═════ Source material

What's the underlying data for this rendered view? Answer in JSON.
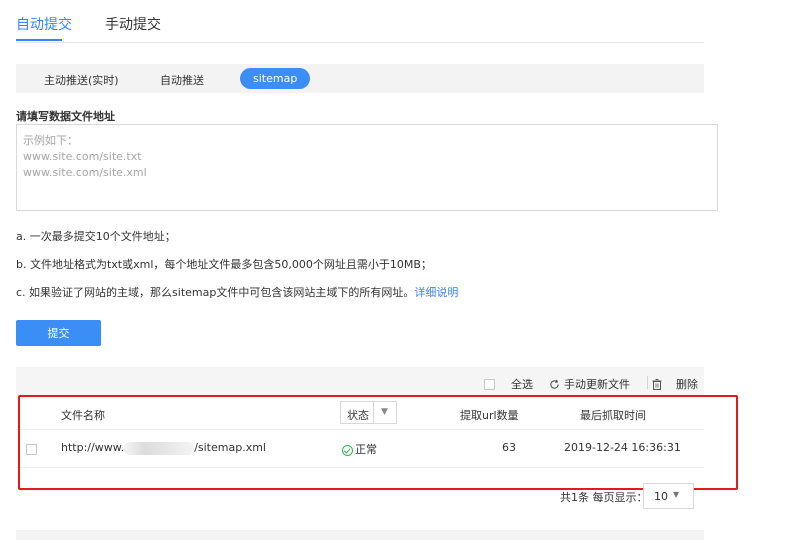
{
  "top_tabs": {
    "auto": "自动提交",
    "manual": "手动提交"
  },
  "sub_tabs": {
    "active_push": "主动推送(实时)",
    "auto_push": "自动推送",
    "sitemap": "sitemap"
  },
  "form": {
    "label": "请填写数据文件地址",
    "placeholder": "示例如下：\nwww.site.com/site.txt\nwww.site.com/site.xml"
  },
  "notes": {
    "a": "a. 一次最多提交10个文件地址；",
    "b": "b. 文件地址格式为txt或xml，每个地址文件最多包含50,000个网址且需小于10MB；",
    "c": "c. 如果验证了网站的主域，那么sitemap文件中可包含该网站主域下的所有网址。",
    "c_link": "详细说明"
  },
  "submit_label": "提交",
  "toolbar": {
    "select_all": "全选",
    "refresh": "手动更新文件",
    "delete": "删除"
  },
  "table": {
    "headers": {
      "file_name": "文件名称",
      "status": "状态",
      "url_count": "提取url数量",
      "last_crawl": "最后抓取时间"
    },
    "rows": [
      {
        "url_prefix": "http://www.",
        "url_suffix": "/sitemap.xml",
        "status": "正常",
        "url_count": "63",
        "last_crawl": "2019-12-24 16:36:31"
      }
    ]
  },
  "pagination": {
    "summary": "共1条  每页显示：",
    "page_size": "10"
  },
  "icons": {
    "refresh": "refresh-icon",
    "delete": "trash-icon",
    "status_ok": "check-circle-icon",
    "dropdown": "caret-down-icon"
  },
  "colors": {
    "accent": "#3385ff",
    "button": "#3a8ef6",
    "success": "#2fb352",
    "highlight": "#e21a1a"
  }
}
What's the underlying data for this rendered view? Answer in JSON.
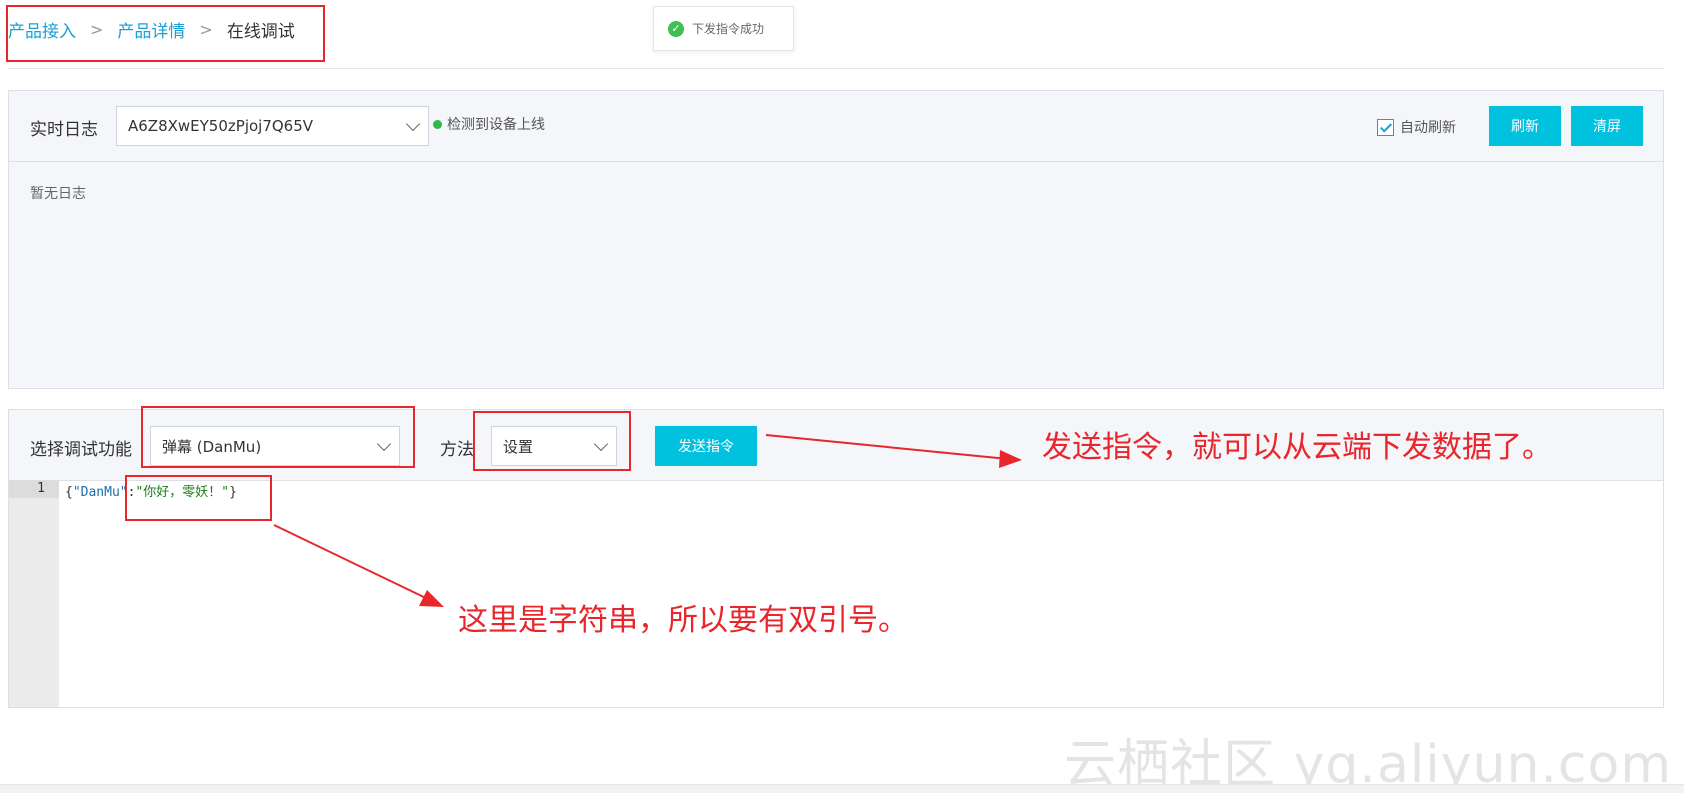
{
  "breadcrumb": {
    "items": [
      "产品接入",
      "产品详情"
    ],
    "current": "在线调试",
    "separator": ">"
  },
  "toast": {
    "message": "下发指令成功",
    "icon": "check-circle-icon"
  },
  "log_panel": {
    "title": "实时日志",
    "device_select": {
      "value": "A6Z8XwEY50zPjoj7Q65V"
    },
    "status": "检测到设备上线",
    "auto_refresh": {
      "label": "自动刷新",
      "checked": true
    },
    "refresh_label": "刷新",
    "clear_label": "清屏",
    "empty_text": "暂无日志"
  },
  "debug_panel": {
    "function_label": "选择调试功能",
    "function_select": {
      "value": "弹幕 (DanMu)"
    },
    "method_label": "方法",
    "method_select": {
      "value": "设置"
    },
    "send_label": "发送指令",
    "editor": {
      "line_number": "1",
      "tokens": {
        "open": "{",
        "key": "\"DanMu\"",
        "colon": ":",
        "value": "\"你好，零妖！\"",
        "close": "}"
      }
    }
  },
  "annotations": {
    "send_note": "发送指令，就可以从云端下发数据了。",
    "string_note": "这里是字符串，所以要有双引号。"
  },
  "watermark": "云栖社区 yq.aliyun.com",
  "colors": {
    "accent": "#00c1de",
    "link": "#1a9fd6",
    "annotation": "#e8262b",
    "success": "#30b84a"
  }
}
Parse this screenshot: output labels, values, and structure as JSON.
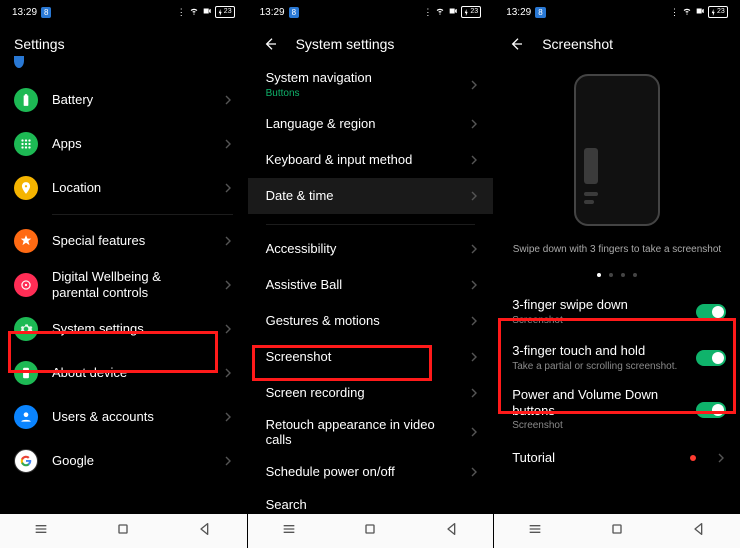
{
  "status": {
    "time": "13:29",
    "badge": "8",
    "battery": "23"
  },
  "screen1": {
    "title": "Settings",
    "items": [
      {
        "label": "Battery",
        "color": "#1db954",
        "icon": "battery"
      },
      {
        "label": "Apps",
        "color": "#1db954",
        "icon": "apps"
      },
      {
        "label": "Location",
        "color": "#f5b400",
        "icon": "location"
      }
    ],
    "items2": [
      {
        "label": "Special features",
        "color": "#ff6a13",
        "icon": "star"
      },
      {
        "label": "Digital Wellbeing & parental controls",
        "color": "#ff2d55",
        "icon": "wellbeing"
      },
      {
        "label": "System settings",
        "color": "#1db954",
        "icon": "gear",
        "highlight": true
      },
      {
        "label": "About device",
        "color": "#1db954",
        "icon": "device"
      },
      {
        "label": "Users & accounts",
        "color": "#0a84ff",
        "icon": "user"
      },
      {
        "label": "Google",
        "color": "#ffffff",
        "icon": "google",
        "ring": true
      }
    ]
  },
  "screen2": {
    "title": "System settings",
    "group1": [
      {
        "label": "System navigation",
        "sub": "Buttons",
        "accent": true
      },
      {
        "label": "Language & region"
      },
      {
        "label": "Keyboard & input method"
      },
      {
        "label": "Date & time",
        "selected": true
      }
    ],
    "group2": [
      {
        "label": "Accessibility"
      },
      {
        "label": "Assistive Ball"
      },
      {
        "label": "Gestures & motions"
      },
      {
        "label": "Screenshot",
        "highlight": true
      },
      {
        "label": "Screen recording"
      },
      {
        "label": "Retouch appearance in video calls"
      },
      {
        "label": "Schedule power on/off"
      },
      {
        "label": "Search"
      }
    ]
  },
  "screen3": {
    "title": "Screenshot",
    "caption": "Swipe down with 3 fingers to take a screenshot",
    "toggles": [
      {
        "label": "3-finger swipe down",
        "sub": "Screenshot"
      },
      {
        "label": "3-finger touch and hold",
        "sub": "Take a partial or scrolling screenshot."
      }
    ],
    "extra": {
      "label": "Power and Volume Down buttons",
      "sub": "Screenshot"
    },
    "tutorial": "Tutorial"
  }
}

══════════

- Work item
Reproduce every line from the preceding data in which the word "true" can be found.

- Task result
      "checked": true
        "highlight": true
        "ring": true
        "accent": true
        "selected": true
        "highlight": true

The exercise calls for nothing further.